Megan Shea, a Kansas University graduate student, is directing the provocative play, which she describes as a "detailed look at the life of a woman who was subjected to sexual and mental abuse that eventually led to a murder."
"This play is for women, by a woman and about women," Shea said. "It is an exploration into the mind of a young woman who has recently murdered her mother. As the woman is questioned about her motive for this act of horror, she flashes back to a childhood filled with abuse. Her memories detail how her grandmother, mother and father all took part in subjecting her to their dysfunctional whims."
"Butterfly Kiss," published in Great Britain by Nick Hern Books in 1994, was first produced at the Almeida Theatre in London in April 1994. Shea said she was attracted to the script because of the many violent acts that have occurred in recent years in this country.
"It seems as if, suddenly, people who were once considered 'normal' by their neighbors are transformed into perpetrators, victims and abusers," she said. "The crime attracts the attention of the entire nation. We wonder why. Why did Susan Smith drown her children?
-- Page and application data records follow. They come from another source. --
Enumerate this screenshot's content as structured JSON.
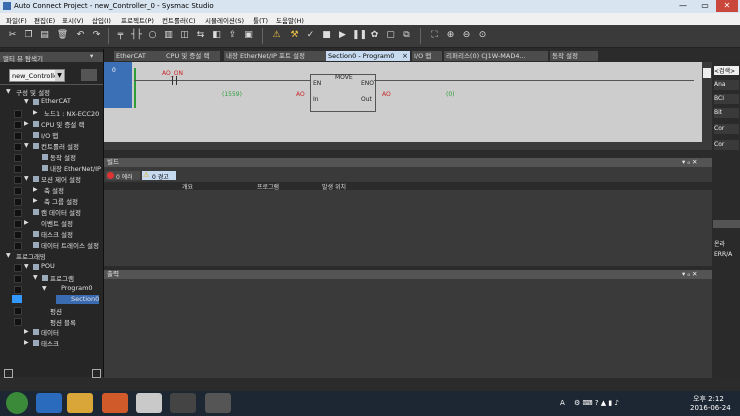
{
  "window": {
    "title": "Auto Connect Project - new_Controller_0 - Sysmac Studio",
    "minimize": "—",
    "restore": "▭",
    "close": "✕"
  },
  "menu": [
    "파일(F)",
    "편집(E)",
    "표시(V)",
    "삽입(I)",
    "프로젝트(P)",
    "컨트롤러(C)",
    "시뮬레이션(S)",
    "툴(T)",
    "도움말(H)"
  ],
  "left_panel": {
    "title": "멀티 뷰 탐색기",
    "controller_select": "new_Controlle",
    "tree": [
      "구성 및 설정",
      "EtherCAT",
      "노드1 : NX-ECC20",
      "CPU 및 증설 랙",
      "I/O 맵",
      "컨트롤러 설정",
      "동작 설정",
      "내장 EtherNet/IP",
      "모션 제어 설정",
      "축 설정",
      "축 그룹 설정",
      "캠 데이터 설정",
      "이벤트 설정",
      "태스크 설정",
      "데이터 트레이스 설정",
      "프로그래밍",
      "POU",
      "프로그램",
      "Program0",
      "Section0",
      "펑션",
      "펑션 블록",
      "데이터",
      "태스크"
    ]
  },
  "tabs": [
    "EtherCAT",
    "CPU 및 증설 랙",
    "내장 EtherNet/IP 포트 설정",
    "Section0 - Program0",
    "I/O 맵",
    "리퍼리스(0) CJ1W-MAD4...",
    "동작 설정"
  ],
  "tab_close": "×",
  "ladder": {
    "rung_number": "0",
    "contact_var": "AO_ON",
    "block_name": "MOVE",
    "en": "EN",
    "eno": "ENO",
    "in": "In",
    "out": "Out",
    "in_value": "(1559)",
    "in_var": "AO",
    "out_var": "AO",
    "out_value": "(0)"
  },
  "build_panel": {
    "title": "빌드",
    "errors": "0 에러",
    "warnings": "0 경고",
    "columns": [
      "개요",
      "프로그램",
      "발생 위치"
    ],
    "pin": "▾ ₀ ✕"
  },
  "output_panel": {
    "title": "출력",
    "pin": "▾ ₀ ✕"
  },
  "right_panel": {
    "search": "<검색>",
    "items": [
      "Ana",
      "BCI",
      "Bit",
      "Cor",
      "Cor"
    ],
    "bottom_items": [
      "온라",
      "ERR/A"
    ]
  },
  "taskbar": {
    "lang": "A",
    "time": "오후 2:12",
    "date": "2016-06-24"
  },
  "colors": {
    "accent": "#3399ff",
    "ladder_bg": "#cdcdcd",
    "rail": "#2e9e3a",
    "var_red": "#cc2222",
    "value_green": "#2e9e3a"
  }
}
Why did the tragedy at Columbine occur? Why are the killers' morals different from our own? We blame violent media, video games and lack of gun control as we search for motive in the details of the life of the murderer. We give importance to speculations of friends, neighbors and relatives. But how often do we take seriously what the murderer has to say about her actions?"
Shea said the play also intrigued her because it concentrates on exploring one character.
"Spectators get a glimpse of life through this woman's eyes," she explained. "The events that happen occur with other people, but are always taken from her point of view. This character is dark; she was driven to murder her own mother and appears as guiltless in the eyes of the audience and to the other characters onstage."
The play is set in a jail cell, although the woman's memories transform the cell into several settings including her childhood home.
"The place presented onstage appears to be not only the physical prison where she is located, but also the prison of her mind," Shea said. "As the play continues, we see a woman trapped by her past, or by her remembrance of everything that has happened earlier in life. During her recollections, her emotions demonstrate a coldness, which can only stem from a complete shutdown of human affectation."
The play is the opener for the KU Women's Play Festival, which also includes "So What's New," Nov. 8-11 and 13-16; "The Waiting Room," Feb. 14-17 and 19-22; "Desdemona, A Play About A Handkerchief," April 4-7 and 9-12; and "Lear's Daughter," May 2-5 and 7-9. All of the plays are in Inge Theatre.